(like the right to acquire property) or a political right (the right to vote or hold office, for
instance) without being required to belong to a certain church or to hold particular
religious beliefs (See Miller vs. El Paso County 146, S. W. 2nd 1027, 67 C.J.S. 128,
note 48; 46 C. J. 939, note 44).

Thus, a constitutional provision prescribing that certain public officers shall be


Protestants requires a religious test Hale vs. Everett 53 NH 9, 67 C.J.S. 129, note 51;
46 C. J. 939, note 47. See State vs. Wilmington City Council, 3 Del 294, 67 C.J.S. 129,
note 52).

And, a constitutional provision requiring as a condition for appointment as a notary


public that a person should declare his belief in the existence of God or should not be
an atheist or an agnostic requires a religious test and is, therefore, unconstitutional.
That constitutional provision implements the historically discredited policy of "probing
religious beliefs by test oaths or limiting public offices to persons who have, or perhaps
more properly profess to have, a belief in some particular kind of religious concepts."
(Torcaso vs. Watkins, 367 U. S. 488, 494, 6 L. Ed. 2nd 982, 987).

The historical background of the "no religious test" provision clearly shows that it is
consistent with the disqualification of all clergymen from holding public office and that it
cannot be invoked to invalidate the statutory provision on disqualification.

The "no religious test" provision is a reaction against the Test Acts which once upon a
time were enforced in England, Scotland and Ireland.

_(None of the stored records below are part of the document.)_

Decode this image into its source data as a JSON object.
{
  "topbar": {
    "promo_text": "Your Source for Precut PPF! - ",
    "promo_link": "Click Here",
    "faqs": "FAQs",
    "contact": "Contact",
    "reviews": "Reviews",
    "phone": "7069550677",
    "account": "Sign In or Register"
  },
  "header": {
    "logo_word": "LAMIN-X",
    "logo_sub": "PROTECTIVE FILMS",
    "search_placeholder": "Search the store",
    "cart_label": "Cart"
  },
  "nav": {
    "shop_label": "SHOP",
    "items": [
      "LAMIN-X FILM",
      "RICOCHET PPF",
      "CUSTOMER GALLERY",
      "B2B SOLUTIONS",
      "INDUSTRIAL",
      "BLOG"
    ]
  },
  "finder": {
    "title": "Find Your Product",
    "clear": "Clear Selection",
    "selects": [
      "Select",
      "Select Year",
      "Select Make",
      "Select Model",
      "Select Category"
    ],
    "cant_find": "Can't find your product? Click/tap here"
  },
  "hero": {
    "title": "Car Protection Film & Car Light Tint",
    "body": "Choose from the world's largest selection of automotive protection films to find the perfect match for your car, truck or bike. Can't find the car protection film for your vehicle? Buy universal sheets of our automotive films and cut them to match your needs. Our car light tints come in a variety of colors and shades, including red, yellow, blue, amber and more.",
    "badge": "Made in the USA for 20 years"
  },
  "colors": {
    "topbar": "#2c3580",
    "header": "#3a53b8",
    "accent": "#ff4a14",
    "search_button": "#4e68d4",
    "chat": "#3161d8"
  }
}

The Test Acts provided that only
those who professed the established religion were eligible for public office. Those laws
discriminated against recusants or Roman Catholics and non-conformists.

In England the religious test was first embodied in the Corporation Act of 1661. It
provided that all members of town corporations, in addition to taking the oaths of
allegiance and subscribing to a declaration against the Solemn League and Covenant,
should, within one year before election, receive the sacrament of the Lord's Supper
according to the rites of the Church of England. Later, the requirement was extended to
all public offices.
The English Test Act of 1678 provided that all peers and members of the House of
Commons should make a declaration against transubstantiation, invocation of saints,
and the sacrifice of the mass. During the later part of the nineteenth century the Test
Acts were abrogated.

In Scotland, the Test Act made profession of the reformed faith a condition of public
office. In Ireland, the principle of using the sacrament as a test was adopted. Oaths of
allegiance and declarations against Roman Catholic beliefs and practices were exacted.
Later, the tests were abolished in the two countries (21 Encyclopedia Britannica, 1973
Ed., 883-4).

To require that a person should be a Protestant in order to be eligible to public office is


different from disqualifying all clergymen from holding municipal positions. The
requirement as to religious belief does violence to religious freedom, but the
disqualification, which indiscriminately applies to all persons regardless of religious
persuasion, does not invade an ecclesiastic's religious belief He is disqualified not
because of his religion but because of his religious vocation.

Consequently, section 2175 can coexist, as it has co-existed for several decades, with
the "no religious test" constitutional provision. It is not unconstitutional. It strengthens
the constitutional provision for the separation of church and state.

I concur in the opinions of the Chief Justice and Justices Barredo, Makasiar and
Antonio. I vote for the reversal of the lower court's decision and the nullification of
Father Gonzaga's election as municipal mayor of Alburquerque Bohol.